Source records:
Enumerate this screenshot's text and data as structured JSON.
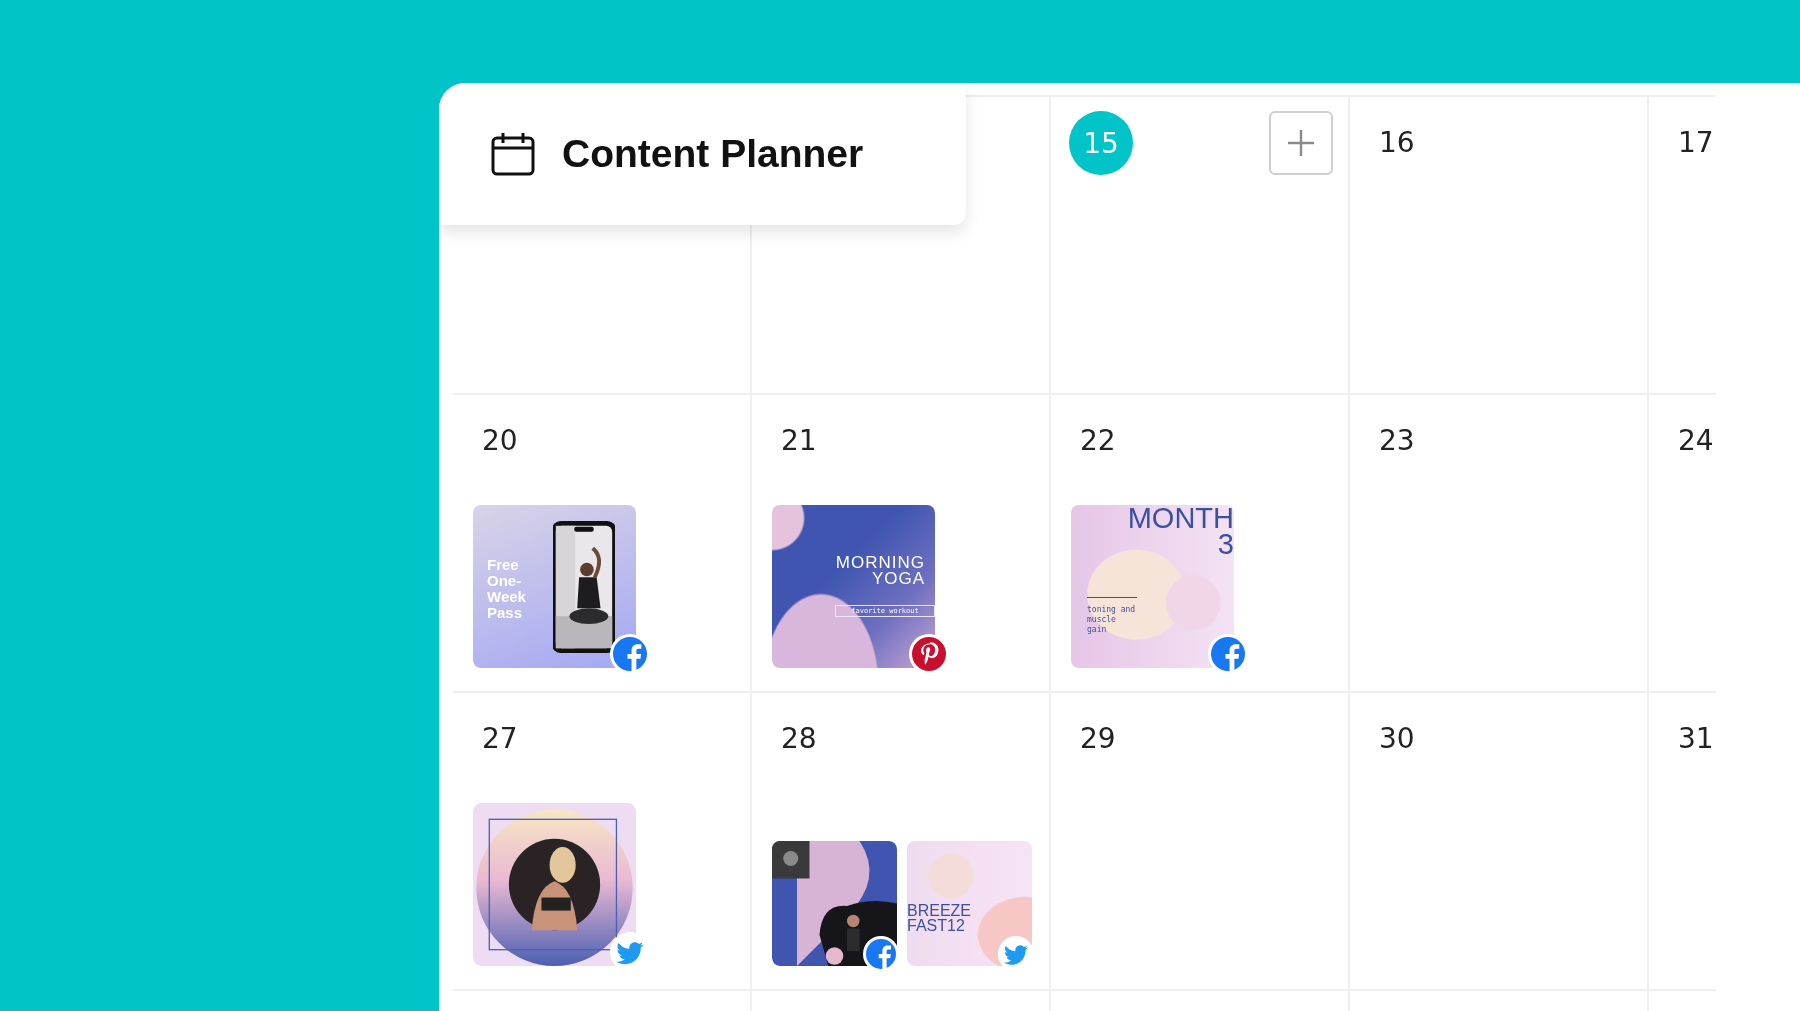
{
  "header": {
    "title": "Content Planner"
  },
  "weeks": [
    {
      "days": [
        {
          "label": "15",
          "today": true
        },
        {
          "label": "16",
          "today": false
        },
        {
          "label": "17",
          "today": false
        }
      ]
    },
    {
      "days": [
        {
          "label": "20",
          "today": false,
          "posts": [
            {
              "kind": "phone-promo",
              "badge": {
                "kind": "facebook"
              },
              "title": "Free One-Week Pass"
            }
          ]
        },
        {
          "label": "21",
          "today": false,
          "posts": [
            {
              "kind": "gradient-title",
              "badge": {
                "kind": "pinterest"
              },
              "title": "MORNING YOGA",
              "subtitle": "favorite workout"
            }
          ]
        },
        {
          "label": "22",
          "today": false,
          "posts": [
            {
              "kind": "month",
              "badge": {
                "kind": "facebook"
              },
              "title": "MONTH 3",
              "subtitle": "toning and muscle gain"
            }
          ]
        },
        {
          "label": "23",
          "today": false
        },
        {
          "label": "24",
          "today": false
        }
      ]
    },
    {
      "days": [
        {
          "label": "27",
          "today": false,
          "posts": [
            {
              "kind": "portrait-circle",
              "badge": {
                "kind": "twitter"
              }
            }
          ]
        },
        {
          "label": "28",
          "today": false,
          "posts": [
            {
              "kind": "photo-collage",
              "badge": {
                "kind": "facebook"
              }
            },
            {
              "kind": "breeze",
              "badge": {
                "kind": "twitter"
              },
              "title": "BREEZE FAST12"
            }
          ]
        },
        {
          "label": "29",
          "today": false
        },
        {
          "label": "30",
          "today": false
        },
        {
          "label": "31",
          "today": false
        }
      ]
    }
  ]
}
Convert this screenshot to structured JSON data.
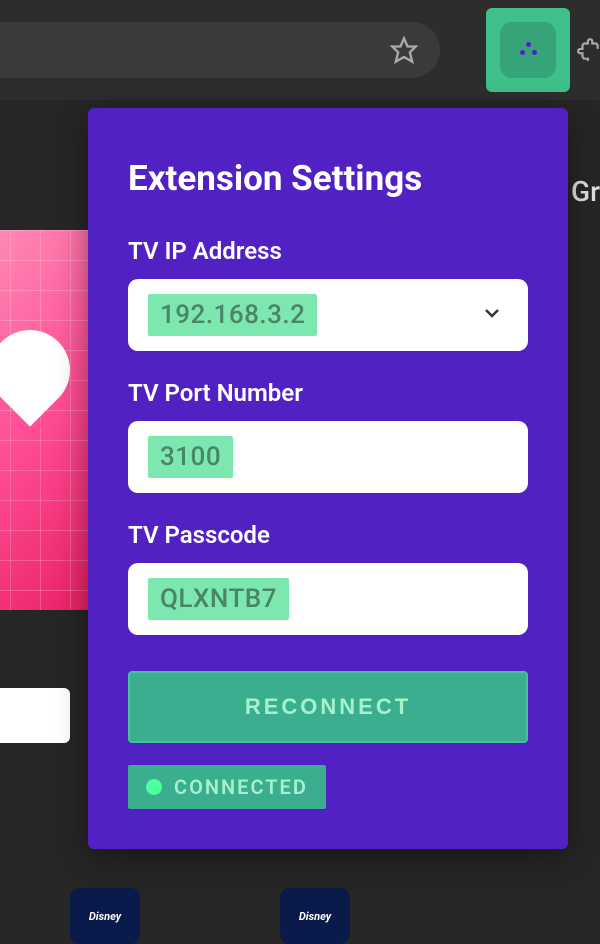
{
  "toolbar": {
    "bookmark_icon": "star-icon",
    "extension_icon": "extension-icon",
    "extensions_menu_icon": "puzzle-icon"
  },
  "background": {
    "partial_text": "Gr",
    "app_tiles": [
      "Disney",
      "Disney"
    ]
  },
  "popup": {
    "title": "Extension Settings",
    "fields": {
      "ip": {
        "label": "TV IP Address",
        "value": "192.168.3.2",
        "has_dropdown": true
      },
      "port": {
        "label": "TV Port Number",
        "value": "3100"
      },
      "passcode": {
        "label": "TV Passcode",
        "value": "QLXNTB7"
      }
    },
    "reconnect_label": "RECONNECT",
    "status": {
      "text": "CONNECTED",
      "color": "#4dff9d"
    }
  }
}
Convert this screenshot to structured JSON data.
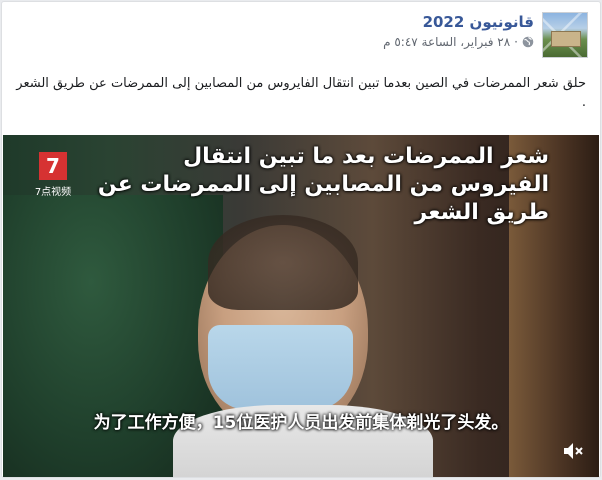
{
  "post": {
    "page_name": "قانونيون 2022",
    "date": "٢٨ فبراير، الساعة ٥:٤٧ م",
    "separator": "·",
    "privacy_icon": "globe-icon",
    "text": "حلق شعر الممرضات في الصين بعدما تبين انتقال الفايروس من المصابين إلى الممرضات عن طريق الشعر ."
  },
  "video": {
    "logo_mark": "7",
    "logo_text": "7点视频",
    "caption_arabic": "شعر الممرضات بعد ما تبين انتقال الفيروس من المصابين إلى الممرضات عن طريق الشعر",
    "caption_chinese": "为了工作方便，15位医护人员出发前集体剃光了头发。",
    "mute_icon": "speaker-muted-icon"
  },
  "colors": {
    "link": "#385898",
    "meta": "#616770",
    "text": "#1c1e21"
  }
}
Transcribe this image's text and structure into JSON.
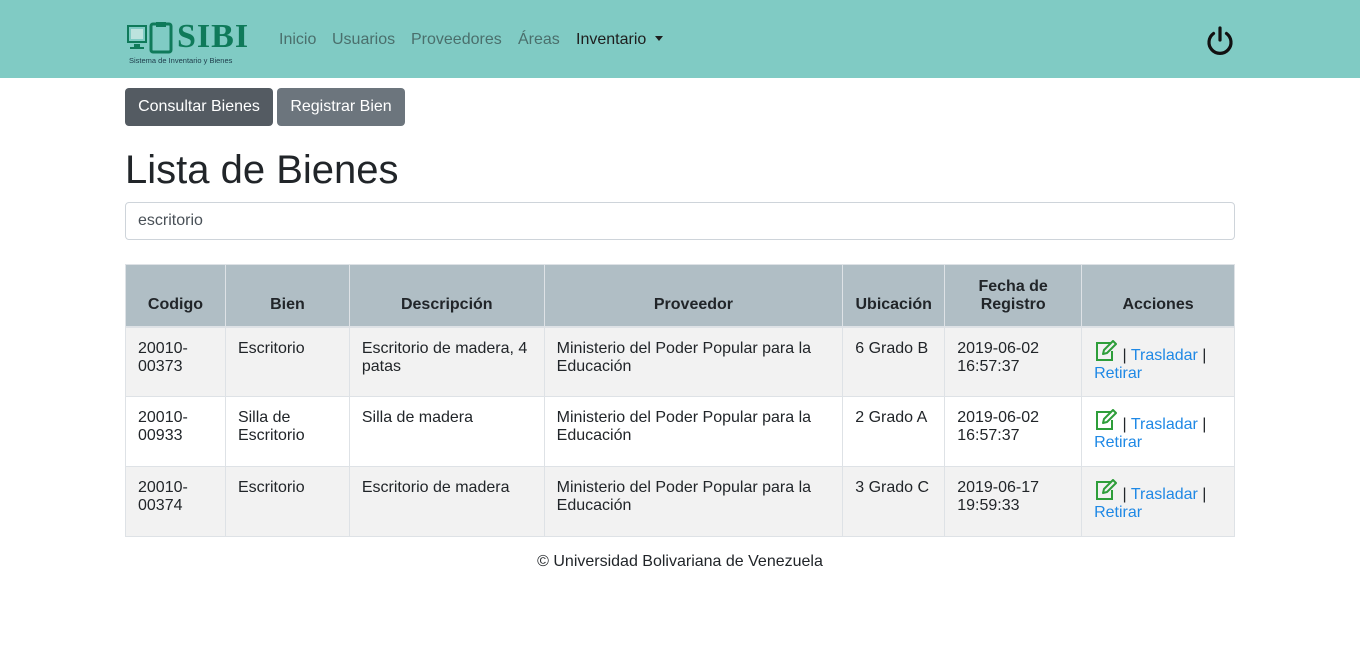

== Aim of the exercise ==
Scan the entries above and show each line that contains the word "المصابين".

== Task response ==
    "text": "حلق شعر الممرضات في الصين بعدما تبين انتقال الفايروس من المصابين إلى الممرضات عن طريق الشعر ."
    "caption_arabic": "شعر الممرضات بعد ما تبين انتقال الفيروس من المصابين إلى الممرضات عن طريق الشعر",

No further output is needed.